The previous business model for the Framingham, Mass.-based company was based on the central warehouse concept. That plan was mostly online idealism (shipping costs are high and not a lot of folks are willing to buy a mattress or a sofa without sitting on it first) and the company went belly-up in November of 2000, without ever completing its IPO.
Furniture.com, which counted CMGI as a minority investor, lost $46.5 million in 1999 on revenues of $10.9 million.
Clearly furniture is a tough business even in the real-world; Levitz Furniture itself declared bankruptcy in 1997. Today Levitz Furniture has about 60 stores (half of them in California), while Seaman also has about 60 stores in the northeastern U.S., according to Hoover's.
The revived company is being headed by a former Furniture.com senior vice president, Carl Prindle, a spokesman told InternetNews.com. Customer orders apparently will be transmitted to the established retailers, which will handle delivery, and of course the associated problems of returns.

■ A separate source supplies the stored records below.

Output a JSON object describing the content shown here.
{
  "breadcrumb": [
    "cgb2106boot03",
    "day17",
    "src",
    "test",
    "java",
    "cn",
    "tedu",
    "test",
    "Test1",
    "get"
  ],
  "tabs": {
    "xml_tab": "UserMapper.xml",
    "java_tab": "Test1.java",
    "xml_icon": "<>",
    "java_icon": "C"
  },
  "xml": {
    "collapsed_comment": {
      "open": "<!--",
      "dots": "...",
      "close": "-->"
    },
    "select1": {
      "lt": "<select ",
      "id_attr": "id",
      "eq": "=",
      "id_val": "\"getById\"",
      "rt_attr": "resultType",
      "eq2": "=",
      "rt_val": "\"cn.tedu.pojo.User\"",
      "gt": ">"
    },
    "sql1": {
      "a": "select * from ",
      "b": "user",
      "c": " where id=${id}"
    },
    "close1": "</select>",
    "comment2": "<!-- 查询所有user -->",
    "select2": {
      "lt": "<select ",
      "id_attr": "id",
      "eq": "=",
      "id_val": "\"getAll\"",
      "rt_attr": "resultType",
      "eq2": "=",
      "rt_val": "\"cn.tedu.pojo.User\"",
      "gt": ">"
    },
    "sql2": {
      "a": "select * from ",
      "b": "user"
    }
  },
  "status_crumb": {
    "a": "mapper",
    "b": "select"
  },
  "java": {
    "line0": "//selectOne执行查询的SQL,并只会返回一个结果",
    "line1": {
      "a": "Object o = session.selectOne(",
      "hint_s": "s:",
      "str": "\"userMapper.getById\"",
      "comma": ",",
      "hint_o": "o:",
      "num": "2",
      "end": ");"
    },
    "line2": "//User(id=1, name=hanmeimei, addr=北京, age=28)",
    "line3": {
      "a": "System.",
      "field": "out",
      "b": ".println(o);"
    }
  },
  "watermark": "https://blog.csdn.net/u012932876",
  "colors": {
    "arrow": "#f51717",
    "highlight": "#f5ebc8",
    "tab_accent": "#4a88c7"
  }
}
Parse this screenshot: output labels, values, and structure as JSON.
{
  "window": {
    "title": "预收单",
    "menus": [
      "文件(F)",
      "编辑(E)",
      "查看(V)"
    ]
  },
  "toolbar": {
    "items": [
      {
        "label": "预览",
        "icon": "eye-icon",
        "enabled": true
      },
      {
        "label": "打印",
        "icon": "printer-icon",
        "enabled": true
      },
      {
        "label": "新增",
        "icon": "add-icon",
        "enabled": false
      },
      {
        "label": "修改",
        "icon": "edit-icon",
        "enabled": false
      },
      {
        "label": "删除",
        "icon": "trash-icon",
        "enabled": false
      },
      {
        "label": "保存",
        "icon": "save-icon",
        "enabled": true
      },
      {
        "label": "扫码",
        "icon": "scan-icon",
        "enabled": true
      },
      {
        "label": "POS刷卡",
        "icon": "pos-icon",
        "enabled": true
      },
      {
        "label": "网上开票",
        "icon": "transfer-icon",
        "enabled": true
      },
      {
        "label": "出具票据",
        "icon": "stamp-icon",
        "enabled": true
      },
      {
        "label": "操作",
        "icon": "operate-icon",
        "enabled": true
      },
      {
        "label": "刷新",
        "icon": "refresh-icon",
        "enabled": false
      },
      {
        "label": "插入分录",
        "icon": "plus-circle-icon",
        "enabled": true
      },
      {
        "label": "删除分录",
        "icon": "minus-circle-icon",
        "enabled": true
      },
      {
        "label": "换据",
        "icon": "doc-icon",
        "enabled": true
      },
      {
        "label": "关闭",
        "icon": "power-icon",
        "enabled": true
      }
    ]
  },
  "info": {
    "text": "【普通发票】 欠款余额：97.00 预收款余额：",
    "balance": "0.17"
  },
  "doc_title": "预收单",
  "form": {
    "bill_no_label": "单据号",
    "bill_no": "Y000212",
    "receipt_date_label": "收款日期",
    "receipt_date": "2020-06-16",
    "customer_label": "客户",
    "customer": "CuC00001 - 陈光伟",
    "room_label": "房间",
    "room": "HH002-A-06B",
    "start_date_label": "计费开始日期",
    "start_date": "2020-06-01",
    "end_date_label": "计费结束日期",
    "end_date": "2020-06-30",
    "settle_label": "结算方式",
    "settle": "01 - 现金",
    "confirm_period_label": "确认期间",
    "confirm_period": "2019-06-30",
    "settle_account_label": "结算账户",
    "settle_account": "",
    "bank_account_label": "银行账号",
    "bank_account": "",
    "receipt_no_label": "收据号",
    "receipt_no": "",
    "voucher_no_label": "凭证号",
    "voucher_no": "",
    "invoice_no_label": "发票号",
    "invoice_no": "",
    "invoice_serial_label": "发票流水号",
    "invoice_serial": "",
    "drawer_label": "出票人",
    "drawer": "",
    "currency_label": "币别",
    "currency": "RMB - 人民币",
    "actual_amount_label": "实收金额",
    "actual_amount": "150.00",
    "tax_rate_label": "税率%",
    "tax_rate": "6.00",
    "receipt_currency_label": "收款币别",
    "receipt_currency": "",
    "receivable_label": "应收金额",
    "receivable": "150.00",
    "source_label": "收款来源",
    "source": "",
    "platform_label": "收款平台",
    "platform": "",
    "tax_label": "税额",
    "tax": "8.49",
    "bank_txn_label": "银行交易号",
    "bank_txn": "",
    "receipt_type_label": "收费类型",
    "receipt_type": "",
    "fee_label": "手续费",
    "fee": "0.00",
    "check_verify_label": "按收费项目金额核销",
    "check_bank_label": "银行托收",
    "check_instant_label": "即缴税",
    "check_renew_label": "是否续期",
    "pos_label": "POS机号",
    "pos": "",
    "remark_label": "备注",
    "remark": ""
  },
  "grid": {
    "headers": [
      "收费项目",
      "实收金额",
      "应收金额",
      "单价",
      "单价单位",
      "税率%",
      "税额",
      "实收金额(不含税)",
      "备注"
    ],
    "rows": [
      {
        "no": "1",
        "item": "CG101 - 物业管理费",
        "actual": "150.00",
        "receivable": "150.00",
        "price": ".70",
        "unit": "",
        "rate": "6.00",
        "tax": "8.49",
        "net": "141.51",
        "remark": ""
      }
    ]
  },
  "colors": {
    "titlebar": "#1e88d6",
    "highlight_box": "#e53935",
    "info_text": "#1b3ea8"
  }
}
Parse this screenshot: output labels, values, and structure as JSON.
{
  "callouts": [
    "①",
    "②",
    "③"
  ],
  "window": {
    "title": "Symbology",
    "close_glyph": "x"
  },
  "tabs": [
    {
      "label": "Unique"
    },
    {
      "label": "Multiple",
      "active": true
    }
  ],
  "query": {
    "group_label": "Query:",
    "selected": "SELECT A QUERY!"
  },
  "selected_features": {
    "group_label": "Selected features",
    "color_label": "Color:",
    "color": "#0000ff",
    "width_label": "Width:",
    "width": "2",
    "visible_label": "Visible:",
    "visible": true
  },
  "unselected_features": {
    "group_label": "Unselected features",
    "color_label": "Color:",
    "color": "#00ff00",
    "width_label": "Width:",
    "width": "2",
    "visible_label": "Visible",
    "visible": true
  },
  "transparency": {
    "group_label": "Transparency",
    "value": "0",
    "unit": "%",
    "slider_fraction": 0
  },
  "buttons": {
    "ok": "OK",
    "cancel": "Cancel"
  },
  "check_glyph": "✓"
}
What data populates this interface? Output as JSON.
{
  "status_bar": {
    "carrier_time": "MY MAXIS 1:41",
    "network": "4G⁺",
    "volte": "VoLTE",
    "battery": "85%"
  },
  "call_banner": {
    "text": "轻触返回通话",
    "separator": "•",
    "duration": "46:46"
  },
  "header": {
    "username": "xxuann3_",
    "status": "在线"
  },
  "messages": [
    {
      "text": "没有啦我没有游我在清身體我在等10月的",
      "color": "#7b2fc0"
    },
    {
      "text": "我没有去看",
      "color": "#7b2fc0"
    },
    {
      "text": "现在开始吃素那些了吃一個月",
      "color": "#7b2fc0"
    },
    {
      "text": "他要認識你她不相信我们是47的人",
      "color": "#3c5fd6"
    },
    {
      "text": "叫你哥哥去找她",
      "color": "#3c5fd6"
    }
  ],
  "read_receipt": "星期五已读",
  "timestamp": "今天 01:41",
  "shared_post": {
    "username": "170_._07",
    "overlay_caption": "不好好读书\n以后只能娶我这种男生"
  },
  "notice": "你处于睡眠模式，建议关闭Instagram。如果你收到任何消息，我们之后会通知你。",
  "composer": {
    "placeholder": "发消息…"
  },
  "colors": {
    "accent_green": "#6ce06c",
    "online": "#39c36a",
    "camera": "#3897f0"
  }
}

Of course, there's not much online that hasn't been tried and the new Furniture.com will have competition from outfits like FurnitureFan.com, which says it "helps you find the furniture you like, in stores near you." The company evolved from FurnitureChannel.com, a Sudbury, Mass-based outfit that started as an online retailer and saw its business model evolve as the reality set in.